» **What this task involves**
How many lines in these records hold the string "label"? State only that number.

::: Source records :::

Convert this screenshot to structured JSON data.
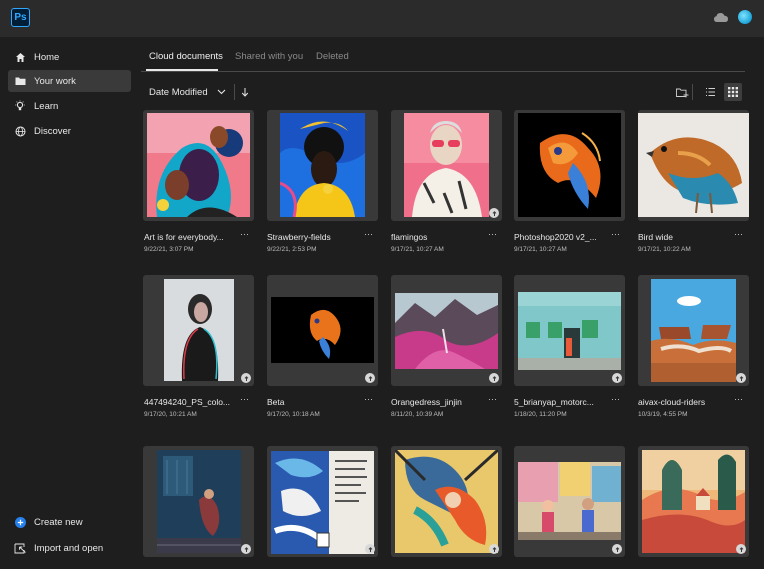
{
  "app": {
    "logo_text": "Ps"
  },
  "sidebar": {
    "items": [
      {
        "label": "Home",
        "icon": "home-icon"
      },
      {
        "label": "Your work",
        "icon": "folder-icon"
      },
      {
        "label": "Learn",
        "icon": "lightbulb-icon"
      },
      {
        "label": "Discover",
        "icon": "globe-icon"
      }
    ],
    "bottom": [
      {
        "label": "Create new",
        "icon": "plus-circle-icon"
      },
      {
        "label": "Import and open",
        "icon": "import-icon"
      }
    ]
  },
  "tabs": [
    {
      "label": "Cloud documents",
      "active": true
    },
    {
      "label": "Shared with you",
      "active": false
    },
    {
      "label": "Deleted",
      "active": false
    }
  ],
  "sort": {
    "label": "Date Modified"
  },
  "colors": {
    "accent": "#31a8ff",
    "card_bg": "#393939",
    "create_new": "#2680eb"
  },
  "files": [
    {
      "name": "Art is for everybody...",
      "date": "9/22/21, 3:07 PM",
      "more": "···"
    },
    {
      "name": "Strawberry-fields",
      "date": "9/22/21, 2:53 PM",
      "more": "···"
    },
    {
      "name": "flamingos",
      "date": "9/17/21, 10:27 AM",
      "more": "···"
    },
    {
      "name": "Photoshop2020 v2_...",
      "date": "9/17/21, 10:27 AM",
      "more": "···"
    },
    {
      "name": "Bird wide",
      "date": "9/17/21, 10:22 AM",
      "more": "···"
    },
    {
      "name": "447494240_PS_colo...",
      "date": "9/17/20, 10:21 AM",
      "more": "···"
    },
    {
      "name": "Beta",
      "date": "9/17/20, 10:18 AM",
      "more": "···"
    },
    {
      "name": "Orangedress_jinjin",
      "date": "8/11/20, 10:39 AM",
      "more": "···"
    },
    {
      "name": "5_brianyap_motorc...",
      "date": "1/18/20, 11:20 PM",
      "more": "···"
    },
    {
      "name": "aivax-cloud-riders",
      "date": "10/3/19, 4:55 PM",
      "more": "···"
    },
    {
      "name": "",
      "date": ""
    },
    {
      "name": "",
      "date": ""
    },
    {
      "name": "",
      "date": ""
    },
    {
      "name": "",
      "date": ""
    },
    {
      "name": "",
      "date": ""
    }
  ]
}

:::

» **Response to the task**
10